▶ [Work order]: Your job is to return every line of the listing holding the string "OVERNIGHTER".

▶ [Exercise inputs]:
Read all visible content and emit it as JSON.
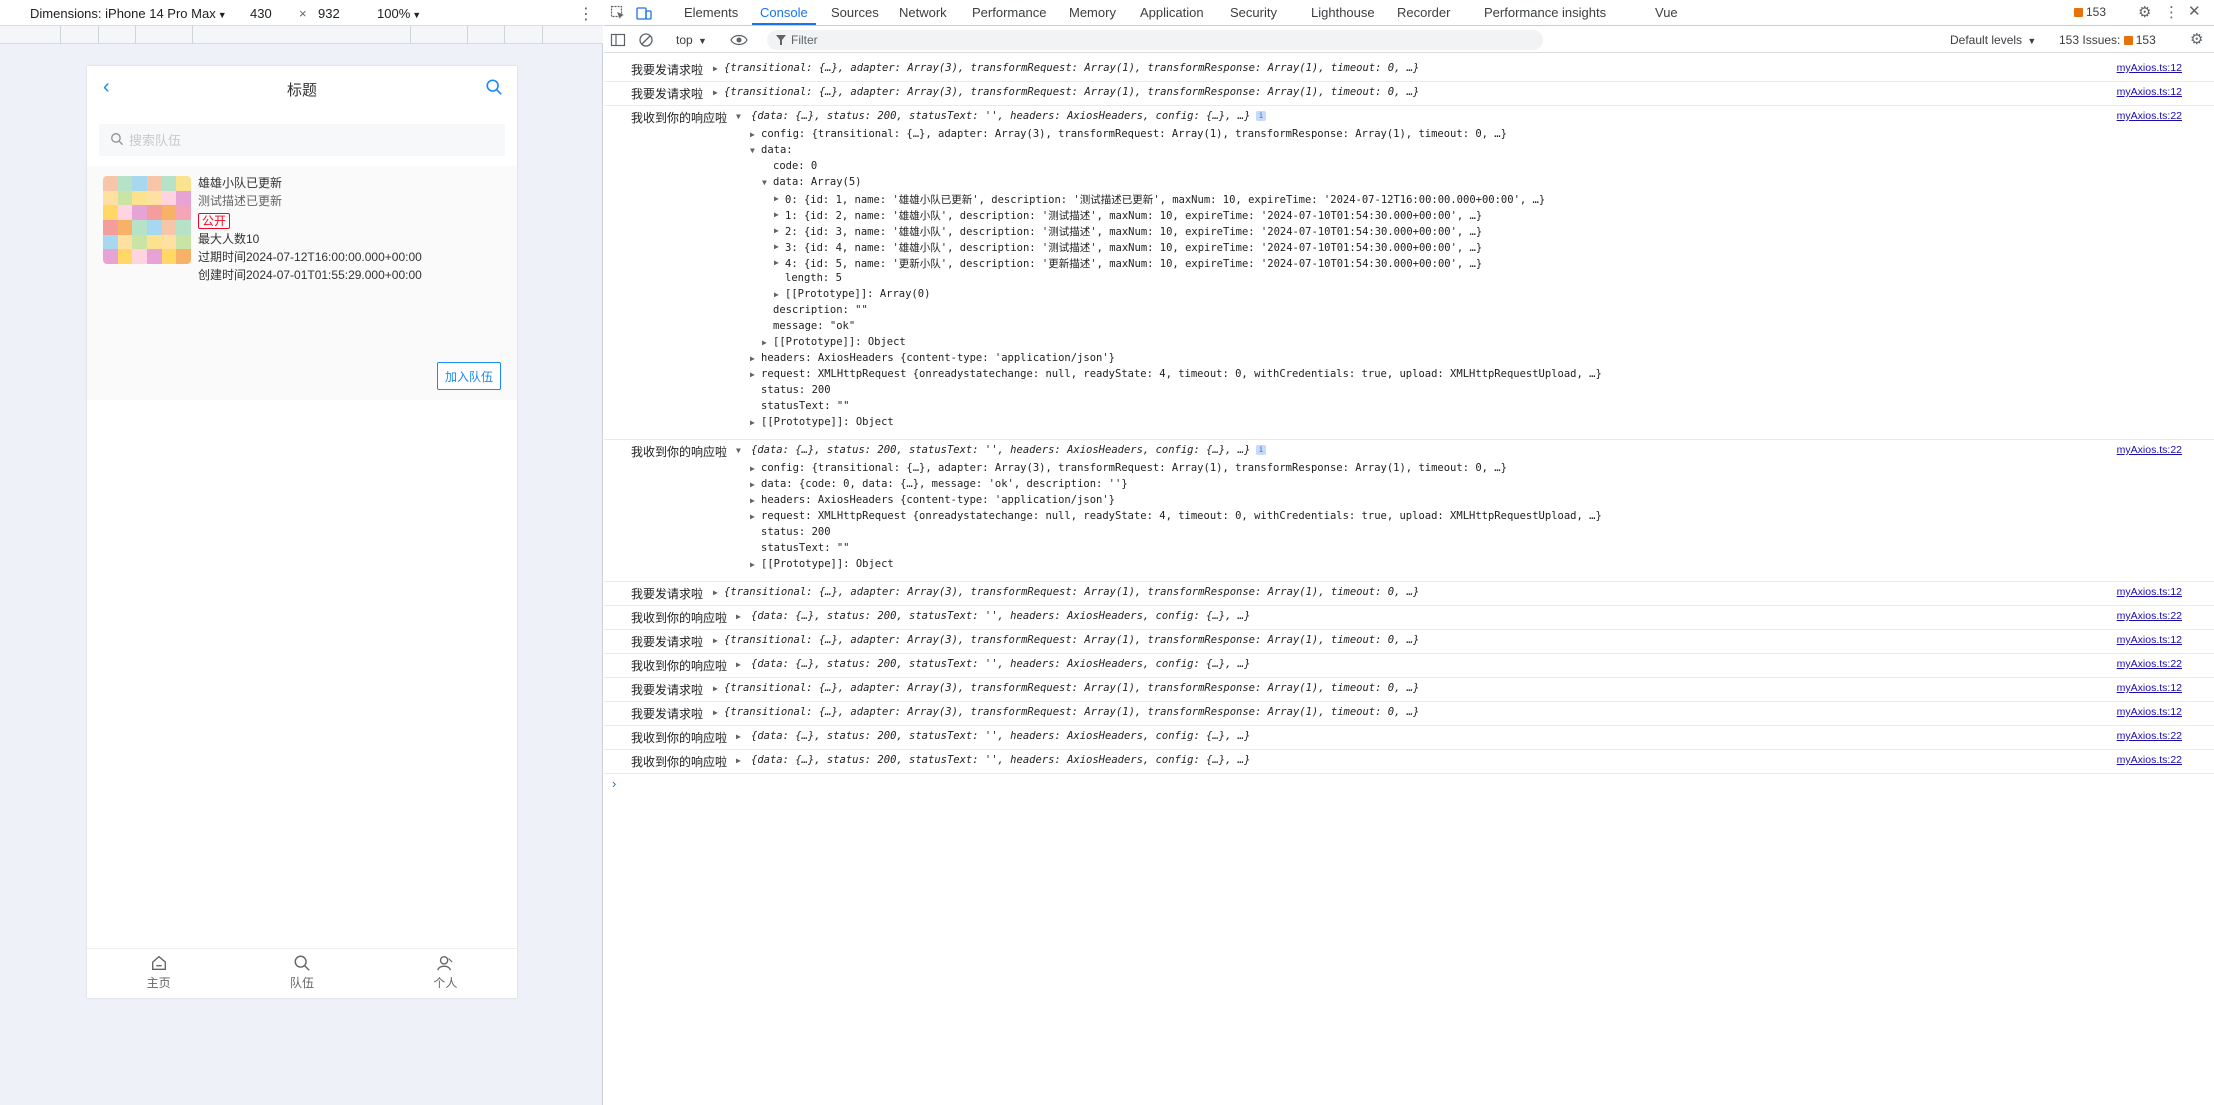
{
  "device_toolbar": {
    "dimensions_label": "Dimensions: iPhone 14 Pro Max",
    "width": "430",
    "times": "×",
    "height": "932",
    "zoom": "100%"
  },
  "app": {
    "title": "标题",
    "search_placeholder": "搜索队伍",
    "team": {
      "name": "雄雄小队已更新",
      "description": "测试描述已更新",
      "status_tag": "公开",
      "max_members": "最大人数10",
      "expire_time": "过期时间2024-07-12T16:00:00.000+00:00",
      "create_time": "创建时间2024-07-01T01:55:29.000+00:00",
      "join_label": "加入队伍"
    },
    "tabbar": [
      {
        "label": "主页",
        "icon": "home-icon"
      },
      {
        "label": "队伍",
        "icon": "search-icon"
      },
      {
        "label": "个人",
        "icon": "user-icon"
      }
    ]
  },
  "devtools": {
    "tabs": [
      "Elements",
      "Console",
      "Sources",
      "Network",
      "Performance",
      "Memory",
      "Application",
      "Security",
      "Lighthouse",
      "Recorder",
      "Performance insights",
      "Vue"
    ],
    "active_tab": "Console",
    "error_count": "153",
    "context": "top",
    "filter_placeholder": "Filter",
    "levels": "Default levels",
    "issues_label": "153 Issues:",
    "issues_count": "153",
    "accent_color": "#1a73e8"
  },
  "console": {
    "request_label": "我要发请求啦",
    "response_label": "我收到你的响应啦",
    "request_obj": "{transitional: {…}, adapter: Array(3), transformRequest: Array(1), transformResponse: Array(1), timeout: 0, …}",
    "response_obj": "{data: {…}, status: 200, statusText: '', headers: AxiosHeaders, config: {…}, …}",
    "src_request": "myAxios.ts:12",
    "src_response": "myAxios.ts:22",
    "expanded1": {
      "config": "config: {transitional: {…}, adapter: Array(3), transformRequest: Array(1), transformResponse: Array(1), timeout: 0, …}",
      "data": "data:",
      "code": "code: 0",
      "data_array": "data: Array(5)",
      "items": [
        "0: {id: 1, name: '雄雄小队已更新', description: '测试描述已更新', maxNum: 10, expireTime: '2024-07-12T16:00:00.000+00:00', …}",
        "1: {id: 2, name: '雄雄小队', description: '测试描述', maxNum: 10, expireTime: '2024-07-10T01:54:30.000+00:00', …}",
        "2: {id: 3, name: '雄雄小队', description: '测试描述', maxNum: 10, expireTime: '2024-07-10T01:54:30.000+00:00', …}",
        "3: {id: 4, name: '雄雄小队', description: '测试描述', maxNum: 10, expireTime: '2024-07-10T01:54:30.000+00:00', …}",
        "4: {id: 5, name: '更新小队', description: '更新描述', maxNum: 10, expireTime: '2024-07-10T01:54:30.000+00:00', …}"
      ],
      "length": "length: 5",
      "proto_array": "[[Prototype]]: Array(0)",
      "description": "description: \"\"",
      "message": "message: \"ok\"",
      "proto_obj_inner": "[[Prototype]]: Object",
      "headers": "headers: AxiosHeaders {content-type: 'application/json'}",
      "request": "request: XMLHttpRequest {onreadystatechange: null, readyState: 4, timeout: 0, withCredentials: true, upload: XMLHttpRequestUpload, …}",
      "status": "status: 200",
      "statusText": "statusText: \"\"",
      "proto_obj": "[[Prototype]]: Object"
    },
    "expanded2": {
      "config": "config: {transitional: {…}, adapter: Array(3), transformRequest: Array(1), transformResponse: Array(1), timeout: 0, …}",
      "data": "data: {code: 0, data: {…}, message: 'ok', description: ''}",
      "headers": "headers: AxiosHeaders {content-type: 'application/json'}",
      "request": "request: XMLHttpRequest {onreadystatechange: null, readyState: 4, timeout: 0, withCredentials: true, upload: XMLHttpRequestUpload, …}",
      "status": "status: 200",
      "statusText": "statusText: \"\"",
      "proto_obj": "[[Prototype]]: Object"
    }
  }
}
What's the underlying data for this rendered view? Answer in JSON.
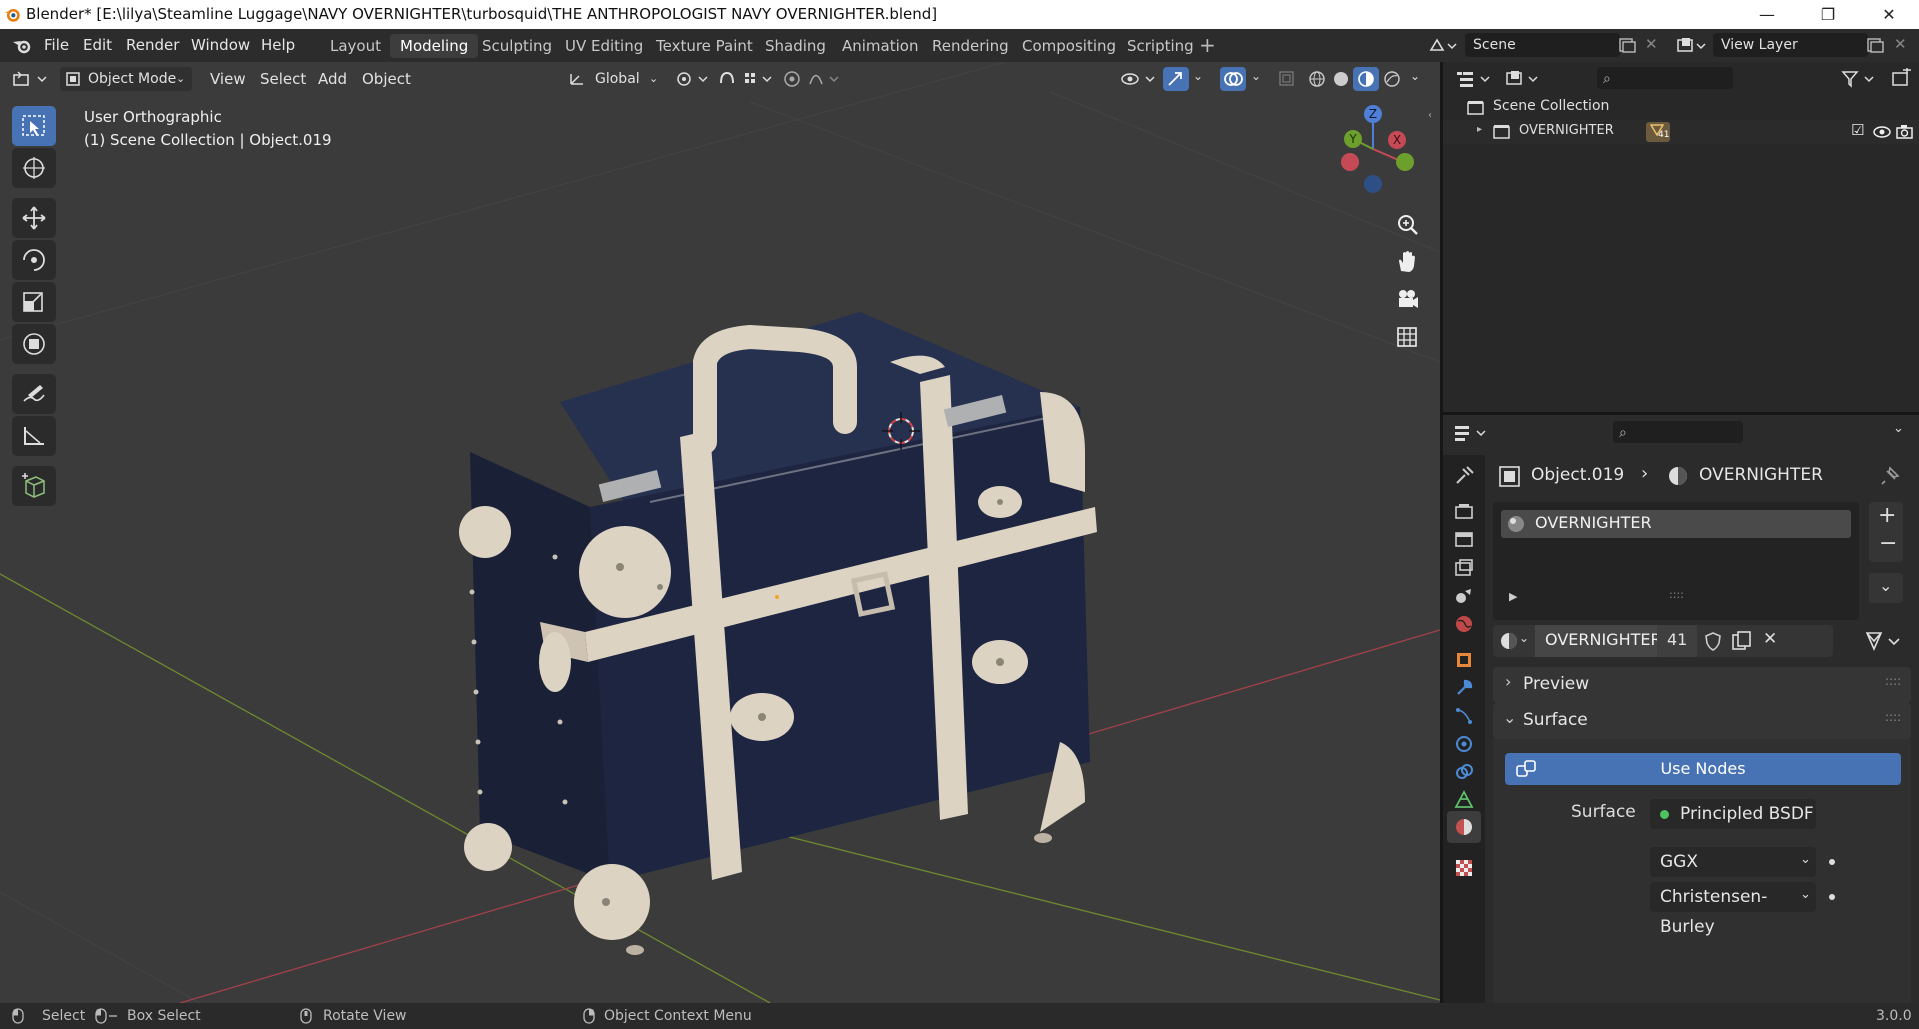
{
  "window": {
    "title": "Blender* [E:\\lilya\\Steamline Luggage\\NAVY OVERNIGHTER\\turbosquid\\THE ANTHROPOLOGIST NAVY OVERNIGHTER.blend]",
    "minimize": "—",
    "maximize": "❐",
    "close": "✕"
  },
  "menu": {
    "items": [
      "File",
      "Edit",
      "Render",
      "Window",
      "Help"
    ]
  },
  "workspaces": [
    "Layout",
    "Modeling",
    "Sculpting",
    "UV Editing",
    "Texture Paint",
    "Shading",
    "Animation",
    "Rendering",
    "Compositing",
    "Scripting"
  ],
  "active_workspace": "Modeling",
  "scene": {
    "label": "Scene"
  },
  "view_layer": {
    "label": "View Layer"
  },
  "viewport": {
    "mode": "Object Mode",
    "menus": [
      "View",
      "Select",
      "Add",
      "Object"
    ],
    "orientation": "Global",
    "view_name": "User Orthographic",
    "collection_info": "(1) Scene Collection | Object.019",
    "gizmo_axes": {
      "z": "Z",
      "y": "Y",
      "x": "X"
    }
  },
  "outliner": {
    "root": "Scene Collection",
    "items": [
      {
        "name": "OVERNIGHTER",
        "badge": "41"
      }
    ]
  },
  "properties": {
    "breadcrumb_object": "Object.019",
    "breadcrumb_material": "OVERNIGHTER",
    "material_slot": "OVERNIGHTER",
    "material_name": "OVERNIGHTER",
    "user_count": "41",
    "panels": {
      "preview": "Preview",
      "surface": "Surface"
    },
    "use_nodes": "Use Nodes",
    "surface_label": "Surface",
    "surface_value": "Principled BSDF",
    "distribution": "GGX",
    "subsurface_method": "Christensen-Burley"
  },
  "statusbar": {
    "select": "Select",
    "box_select": "Box Select",
    "rotate_view": "Rotate View",
    "context_menu": "Object Context Menu",
    "version": "3.0.0"
  },
  "colors": {
    "accent_blue": "#4772b3",
    "viewport_bg": "#3b3b3b",
    "case_navy": "#1e2540",
    "trim_cream": "#ddd3c3",
    "axis_red": "#a3414a",
    "axis_green": "#6c8a2e"
  }
}
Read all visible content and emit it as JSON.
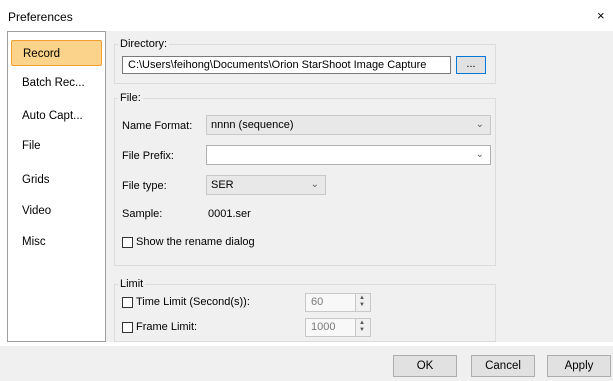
{
  "window": {
    "title": "Preferences",
    "close_glyph": "×"
  },
  "sidebar": {
    "items": [
      {
        "label": "Record"
      },
      {
        "label": "Batch Rec..."
      },
      {
        "label": "Auto Capt..."
      },
      {
        "label": "File"
      },
      {
        "label": "Grids"
      },
      {
        "label": "Video"
      },
      {
        "label": "Misc"
      }
    ]
  },
  "directory": {
    "label": "Directory:",
    "path": "C:\\Users\\feihong\\Documents\\Orion StarShoot Image Capture",
    "browse_label": "..."
  },
  "file": {
    "group_label": "File:",
    "name_format_label": "Name Format:",
    "name_format_value": "nnnn (sequence)",
    "prefix_label": "File Prefix:",
    "prefix_value": "",
    "type_label": "File type:",
    "type_value": "SER",
    "sample_label": "Sample:",
    "sample_value": "0001.ser",
    "rename_label": "Show the rename dialog"
  },
  "limit": {
    "group_label": "Limit",
    "time_label": "Time Limit (Second(s)):",
    "time_value": "60",
    "frame_label": "Frame Limit:",
    "frame_value": "1000"
  },
  "buttons": {
    "ok": "OK",
    "cancel": "Cancel",
    "apply": "Apply"
  },
  "icons": {
    "chevron": "chevron-down-icon",
    "spin_up": "▲",
    "spin_down": "▼"
  }
}
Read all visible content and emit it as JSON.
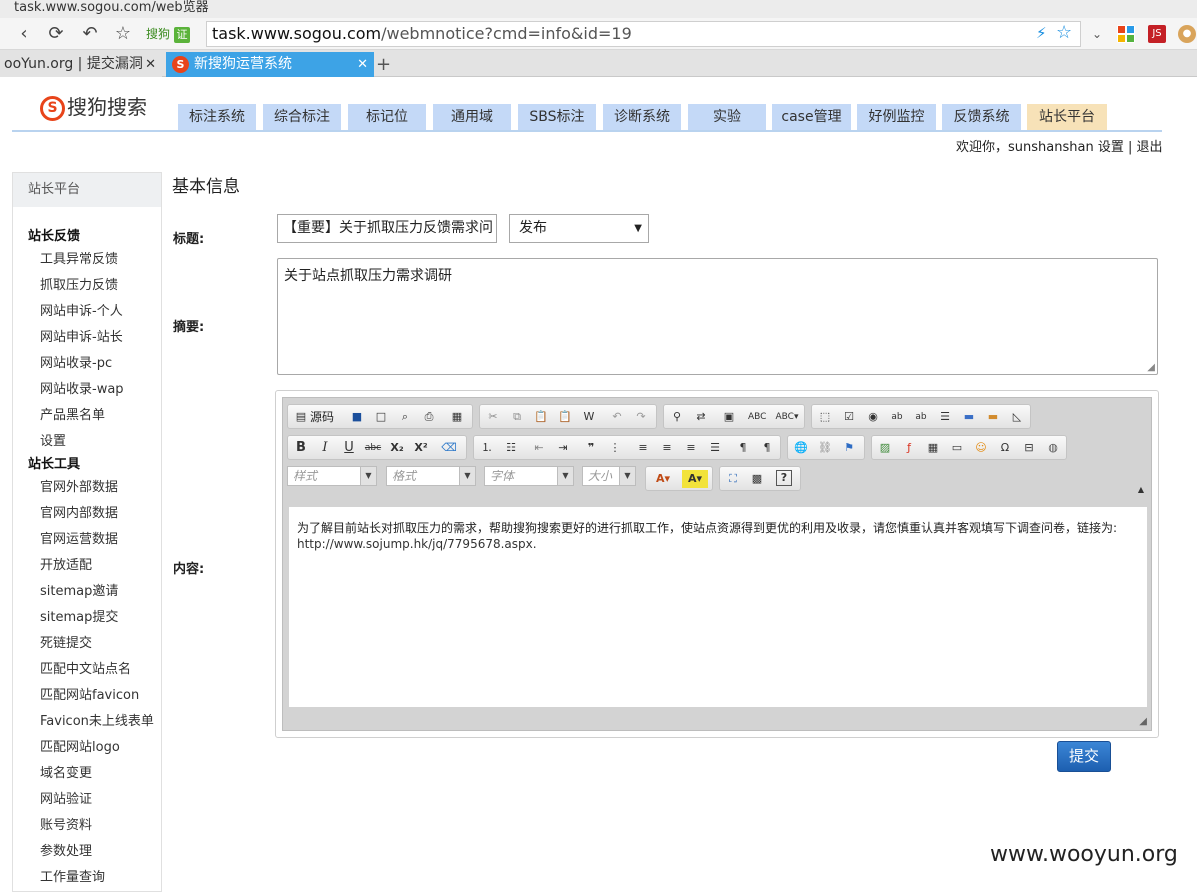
{
  "browser": {
    "window_title": "task.www.sogou.com/web览器",
    "url_host": "task.www.sogou.com",
    "url_path": "/webmnotice?cmd=info&id=19",
    "badge_label": "搜狗",
    "badge_mark": "证",
    "tabs": [
      {
        "label": "ooYun.org | 提交漏洞",
        "close": "✕"
      },
      {
        "label": "新搜狗运营系统",
        "close": "✕"
      }
    ],
    "ext_icons": [
      "apps-icon",
      "js-icon",
      "cookie-icon"
    ],
    "colors": {
      "active_tab": "#3da3e6",
      "url_icons": "#1a8fe0"
    }
  },
  "header": {
    "logo_text": "搜狗搜索",
    "logo_mark": "S",
    "nav_tabs": [
      "标注系统",
      "综合标注",
      "标记位",
      "通用域",
      "SBS标注",
      "诊断系统",
      "实验",
      "case管理",
      "好例监控",
      "反馈系统",
      "站长平台"
    ],
    "active_tab": "站长平台",
    "welcome": "欢迎你，",
    "username": "sunshanshan",
    "settings": "设置",
    "separator": "|",
    "logout": "退出",
    "colors": {
      "nav_tab": "#c4d9f7",
      "nav_tab_active": "#f7e2b8"
    }
  },
  "sidebar": {
    "heading": "站长平台",
    "groups": [
      {
        "title": "站长反馈",
        "items": [
          "工具异常反馈",
          "抓取压力反馈",
          "网站申诉-个人",
          "网站申诉-站长",
          "网站收录-pc",
          "网站收录-wap",
          "产品黑名单",
          "设置"
        ]
      },
      {
        "title": "站长工具",
        "items": [
          "官网外部数据",
          "官网内部数据",
          "官网运营数据",
          "开放适配",
          "sitemap邀请",
          "sitemap提交",
          "死链提交",
          "匹配中文站点名",
          "匹配网站favicon",
          "Favicon未上线表单",
          "匹配网站logo",
          "域名变更",
          "网站验证",
          "账号资料",
          "参数处理",
          "工作量查询"
        ]
      }
    ]
  },
  "form": {
    "section_title": "基本信息",
    "title_label": "标题:",
    "title_value": "【重要】关于抓取压力反馈需求问",
    "status_value": "发布",
    "summary_label": "摘要:",
    "summary_value": "关于站点抓取压力需求调研",
    "content_label": "内容:",
    "content_text": "为了解目前站长对抓取压力的需求，帮助搜狗搜索更好的进行抓取工作，使站点资源得到更优的利用及收录，请您慎重认真并客观填写下调查问卷，链接为:",
    "content_link": "http://www.sojump.hk/jq/7795678.aspx.",
    "submit_label": "提交",
    "colors": {
      "submit": "#1d5fb0"
    }
  },
  "editor": {
    "source_label": "源码",
    "combos": [
      "样式",
      "格式",
      "字体",
      "大小"
    ],
    "bold": "B",
    "italic": "I",
    "underline": "U",
    "strike": "abc",
    "subscript": "X₂",
    "superscript": "X²"
  },
  "watermark": "www.wooyun.org"
}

▶ [Final answer]:
    "title": "Blender* [E:\\lilya\\Steamline Luggage\\NAVY OVERNIGHTER\\turbosquid\\THE ANTHROPOLOGIST NAVY OVERNIGHTER.blend]",
        "name": "OVERNIGHTER",
    "breadcrumb_material": "OVERNIGHTER",
    "material_slot": "OVERNIGHTER",
    "material_name": "OVERNIGHTER",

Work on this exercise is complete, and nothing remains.